Task to carry out. Restate the listing that follows word for word, without its pictures.

Information shown.
"""

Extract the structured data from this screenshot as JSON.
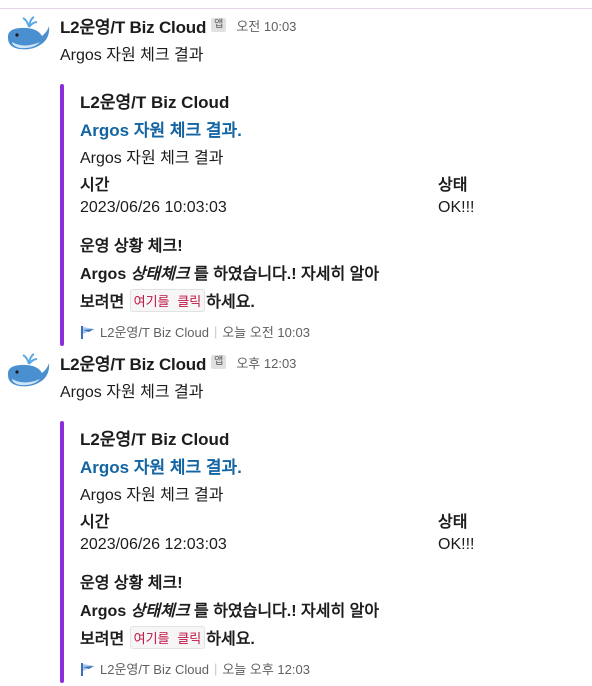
{
  "messages": [
    {
      "sender": "L2운영/T Biz Cloud",
      "app_badge": "앱",
      "time": "오전 10:03",
      "text": "Argos 자원 체크 결과",
      "attachment": {
        "author": "L2운영/T Biz Cloud",
        "title": "Argos 자원 체크 결과.",
        "text": "Argos 자원 체크 결과",
        "fields": [
          {
            "title": "시간",
            "value": "2023/06/26 10:03:03"
          },
          {
            "title": "상태",
            "value": "OK!!!"
          }
        ],
        "mrkdwn": {
          "heading": "운영 상황 체크!",
          "line1_bold": "Argos",
          "line1_bold_italic": "상태체크",
          "line1_rest": "를 하였습니다.! 자세히 알아",
          "line2_pre": "보려면",
          "line2_code": "여기를 클릭",
          "line2_post": "하세요."
        },
        "footer": "L2운영/T Biz Cloud",
        "footer_time": "오늘 오전 10:03"
      }
    },
    {
      "sender": "L2운영/T Biz Cloud",
      "app_badge": "앱",
      "time": "오후 12:03",
      "text": "Argos 자원 체크 결과",
      "attachment": {
        "author": "L2운영/T Biz Cloud",
        "title": "Argos 자원 체크 결과.",
        "text": "Argos 자원 체크 결과",
        "fields": [
          {
            "title": "시간",
            "value": "2023/06/26 12:03:03"
          },
          {
            "title": "상태",
            "value": "OK!!!"
          }
        ],
        "mrkdwn": {
          "heading": "운영 상황 체크!",
          "line1_bold": "Argos",
          "line1_bold_italic": "상태체크",
          "line1_rest": "를 하였습니다.! 자세히 알아",
          "line2_pre": "보려면",
          "line2_code": "여기를 클릭",
          "line2_post": "하세요."
        },
        "footer": "L2운영/T Biz Cloud",
        "footer_time": "오늘 오후 12:03"
      }
    }
  ],
  "colors": {
    "attachment_bar": "#8c2fdb",
    "link": "#1264a3",
    "code_text": "#c01343"
  },
  "icons": {
    "avatar": "whale-icon",
    "footer": "flag-icon"
  }
}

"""

Task response.
Extract the structured data from this screenshot as JSON.
{
  "messages": [
    {
      "sender": "L2운영/T Biz Cloud",
      "app_badge": "앱",
      "time": "오전 10:03",
      "text": "Argos 자원 체크 결과",
      "attachment": {
        "author": "L2운영/T Biz Cloud",
        "title": "Argos 자원 체크 결과.",
        "text": "Argos 자원 체크 결과",
        "fields": [
          {
            "title": "시간",
            "value": "2023/06/26 10:03:03"
          },
          {
            "title": "상태",
            "value": "OK!!!"
          }
        ],
        "mrkdwn": {
          "heading": "운영 상황 체크!",
          "line1_bold": "Argos",
          "line1_bold_italic": "상태체크",
          "line1_rest": "를 하였습니다.! 자세히 알아",
          "line2_pre": "보려면",
          "line2_code": "여기를 클릭",
          "line2_post": "하세요."
        },
        "footer": "L2운영/T Biz Cloud",
        "footer_time": "오늘 오전 10:03"
      }
    },
    {
      "sender": "L2운영/T Biz Cloud",
      "app_badge": "앱",
      "time": "오후 12:03",
      "text": "Argos 자원 체크 결과",
      "attachment": {
        "author": "L2운영/T Biz Cloud",
        "title": "Argos 자원 체크 결과.",
        "text": "Argos 자원 체크 결과",
        "fields": [
          {
            "title": "시간",
            "value": "2023/06/26 12:03:03"
          },
          {
            "title": "상태",
            "value": "OK!!!"
          }
        ],
        "mrkdwn": {
          "heading": "운영 상황 체크!",
          "line1_bold": "Argos",
          "line1_bold_italic": "상태체크",
          "line1_rest": "를 하였습니다.! 자세히 알아",
          "line2_pre": "보려면",
          "line2_code": "여기를 클릭",
          "line2_post": "하세요."
        },
        "footer": "L2운영/T Biz Cloud",
        "footer_time": "오늘 오후 12:03"
      }
    }
  ],
  "colors": {
    "attachment_bar": "#8c2fdb",
    "link": "#1264a3",
    "code_text": "#c01343"
  },
  "icons": {
    "avatar": "whale-icon",
    "footer": "flag-icon"
  }
}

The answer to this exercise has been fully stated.